- Directions: Every entry below is to be retyped exactly as it appears.

- The records:
────────────────────
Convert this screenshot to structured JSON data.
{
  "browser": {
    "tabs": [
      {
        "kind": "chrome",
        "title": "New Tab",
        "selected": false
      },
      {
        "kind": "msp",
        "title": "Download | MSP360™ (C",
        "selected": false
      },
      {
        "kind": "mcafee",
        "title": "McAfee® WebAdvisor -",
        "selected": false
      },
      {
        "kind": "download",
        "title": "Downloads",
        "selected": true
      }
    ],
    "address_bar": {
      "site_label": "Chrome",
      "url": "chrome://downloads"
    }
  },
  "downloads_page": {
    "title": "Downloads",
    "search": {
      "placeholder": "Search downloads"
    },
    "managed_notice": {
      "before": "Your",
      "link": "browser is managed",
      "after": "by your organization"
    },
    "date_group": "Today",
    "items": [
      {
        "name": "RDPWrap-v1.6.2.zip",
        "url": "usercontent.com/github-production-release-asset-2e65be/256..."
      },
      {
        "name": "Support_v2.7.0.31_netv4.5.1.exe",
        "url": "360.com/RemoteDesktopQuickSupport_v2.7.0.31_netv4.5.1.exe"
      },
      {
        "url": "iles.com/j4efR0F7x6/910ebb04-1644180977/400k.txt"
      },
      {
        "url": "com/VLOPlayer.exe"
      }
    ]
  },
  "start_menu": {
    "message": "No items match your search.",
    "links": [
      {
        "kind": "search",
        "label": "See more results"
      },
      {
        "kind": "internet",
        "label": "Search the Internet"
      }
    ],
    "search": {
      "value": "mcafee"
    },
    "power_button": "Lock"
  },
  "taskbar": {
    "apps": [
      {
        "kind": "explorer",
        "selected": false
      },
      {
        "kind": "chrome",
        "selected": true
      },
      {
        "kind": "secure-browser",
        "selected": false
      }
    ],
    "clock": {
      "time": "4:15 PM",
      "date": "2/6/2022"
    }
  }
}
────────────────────
- Response box:
Convert this screenshot to structured JSON data.
{
  "browser": {
    "tabs": [
      {
        "kind": "chrome",
        "title": "New Tab",
        "selected": false
      },
      {
        "kind": "msp",
        "title": "Download | MSP360™ (C",
        "selected": false
      },
      {
        "kind": "mcafee",
        "title": "McAfee® WebAdvisor -",
        "selected": false
      },
      {
        "kind": "download",
        "title": "Downloads",
        "selected": true
      }
    ],
    "address_bar": {
      "site_label": "Chrome",
      "url": "chrome://downloads"
    }
  },
  "downloads_page": {
    "title": "Downloads",
    "search": {
      "placeholder": "Search downloads"
    },
    "managed_notice": {
      "before": "Your",
      "link": "browser is managed",
      "after": "by your organization"
    },
    "date_group": "Today",
    "items": [
      {
        "name": "RDPWrap-v1.6.2.zip",
        "url": "usercontent.com/github-production-release-asset-2e65be/256..."
      },
      {
        "name": "Support_v2.7.0.31_netv4.5.1.exe",
        "url": "360.com/RemoteDesktopQuickSupport_v2.7.0.31_netv4.5.1.exe"
      },
      {
        "url": "iles.com/j4efR0F7x6/910ebb04-1644180977/400k.txt"
      },
      {
        "url": "com/VLOPlayer.exe"
      }
    ]
  },
  "start_menu": {
    "message": "No items match your search.",
    "links": [
      {
        "kind": "search",
        "label": "See more results"
      },
      {
        "kind": "internet",
        "label": "Search the Internet"
      }
    ],
    "search": {
      "value": "mcafee"
    },
    "power_button": "Lock"
  },
  "taskbar": {
    "apps": [
      {
        "kind": "explorer",
        "selected": false
      },
      {
        "kind": "chrome",
        "selected": true
      },
      {
        "kind": "secure-browser",
        "selected": false
      }
    ],
    "clock": {
      "time": "4:15 PM",
      "date": "2/6/2022"
    }
  }
}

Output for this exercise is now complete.